What you should do:
Report each line of the records below that holds the word "Access".

Information given:
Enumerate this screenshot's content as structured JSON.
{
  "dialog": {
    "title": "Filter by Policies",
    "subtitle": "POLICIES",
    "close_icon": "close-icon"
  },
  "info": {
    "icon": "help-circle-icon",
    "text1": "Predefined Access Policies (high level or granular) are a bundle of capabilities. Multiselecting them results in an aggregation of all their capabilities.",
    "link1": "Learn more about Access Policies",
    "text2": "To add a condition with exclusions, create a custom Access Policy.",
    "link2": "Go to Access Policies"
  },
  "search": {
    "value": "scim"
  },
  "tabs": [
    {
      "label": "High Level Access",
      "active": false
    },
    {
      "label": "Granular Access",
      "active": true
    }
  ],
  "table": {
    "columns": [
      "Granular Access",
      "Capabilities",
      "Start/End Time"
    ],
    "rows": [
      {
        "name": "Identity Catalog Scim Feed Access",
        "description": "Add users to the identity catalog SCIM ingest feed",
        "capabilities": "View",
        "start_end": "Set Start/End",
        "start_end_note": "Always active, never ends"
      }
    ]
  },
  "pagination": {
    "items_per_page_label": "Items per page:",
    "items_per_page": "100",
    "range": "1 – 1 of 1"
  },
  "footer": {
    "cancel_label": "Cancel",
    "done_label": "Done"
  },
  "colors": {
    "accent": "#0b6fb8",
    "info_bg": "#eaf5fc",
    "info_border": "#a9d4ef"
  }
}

Response to the exercise:
    "text1": "Predefined Access Policies (high level or granular) are a bundle of capabilities. Multiselecting them results in an aggregation of all their capabilities.",
    "link1": "Learn more about Access Policies",
    "text2": "To add a condition with exclusions, create a custom Access Policy.",
    "link2": "Go to Access Policies"
      "label": "High Level Access",
      "label": "Granular Access",
      "Granular Access",
        "name": "Identity Catalog Scim Feed Access",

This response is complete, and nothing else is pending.